Those who believe in the Rapture cannot be enticed to look for a "Christ" who comes to rule the "kingdom" they've established. They expect "to meet the Lord in the air" (1 Thes 4:17) above earth to be taken to heaven. Critics deride this belief as a "secret rapture theory," but Scripture says, "the dead in Christ shall be raised...we which are alive...shall be caught up together with them..." (1 Cor 15:51-57; 1 Thes 4:13-18) to be taken to His Father's house (Jn 14:1-3).
Christ's millennial reign is not the ultimate Kingdom for which we are to pray.
Christ told Nicodemus unequivocally, "Except a man be born again, he cannot [even] see...[much less] enter into the kingdom of God"(Jn 3:3-5). We are also told that "flesh and blood cannot inherit the kingdom of God" (1 Cor 15:50). Yet there will be many flesh-and-blood people living during the Millennium, and among them multitudes who have not been born again of the Holy Spirit.

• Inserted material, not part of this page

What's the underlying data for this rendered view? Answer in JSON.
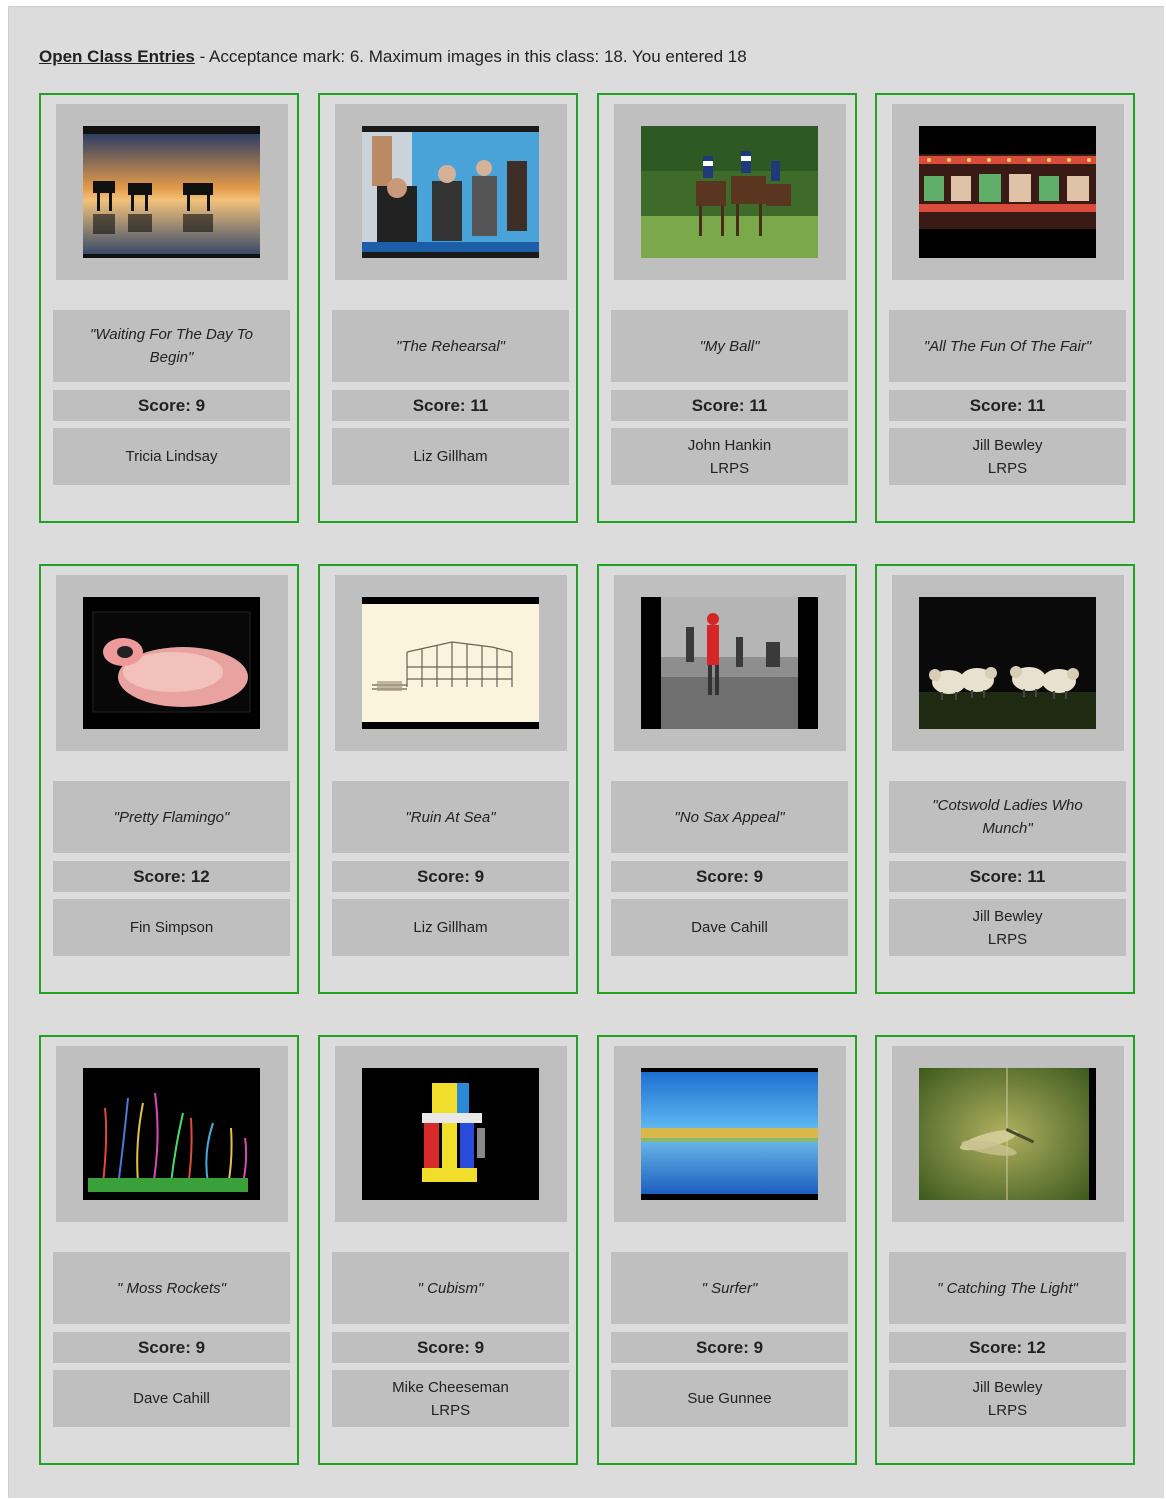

Furthermore, the Bible declares repeatedly that God's kingdom is "an everlasting kingdom" (Ps 145:13; Dan 4:3, 7:27); that Christ shall reign on "the throne of his father David...over the house of Jacob [Israel] for ever; and of his kingdom there shall be no end (Lk 1:32-33)....Of the increase of his government and peace there shall be no end..." (Isa 9:7). But the Millennium lasts only 1,000 years; and its peace ends with earth's final war.
The Millennium in fact is the final proof of the incorrigible self-centered evil of the human heart. No longer can anyone complain that Adam and Eve alone had the unique opportunity of living in Paradise and that if only they (the complainers) had been there they wouldn't have sinned. Billions will live in an even better Paradise because Christ will rule it and Satan will be locked up for 1,000 years. Yet when he is at last released, Satan will "deceive the nations which are in the four quarters of the earth," and they will attack Jesus Christ at Jerusalem (Rev 20:7-9).
The true kingdom of God with endless peace will only come in the new heavens and new earth.
Paul writes, "Then cometh the end, when he shall have delivered up the kingdom to the Father" (1 Cor 15:24-28). Here we see that Christ did not refer to the Rapture when He said, "And this gospel of the kingdom shall be preached in all the world for a witness unto all nations; and then shall the end come" (Mat 24:14). Obviously, the Rapture is not "the end" to which Christ referred, but that which Paul explains.
May what has been for many a "vain repetition" become a passion for
prayer without ceasing: "Thy kingdom come, thy will be done on earth as
it is in heaven." May our hearts turn from earth to seek first the
ultimate Kingdom in which heaven and earth are one in the new creation,
rebellion is a thing of the past and God's will alone is truly done
because it has become the will of all creatures. And as that passion
grows within us we will find that our wills are more and more in harmony
with His because "every man that hath this hope in him purifieth
himself, even as he is pure" (1 Jn 3:3).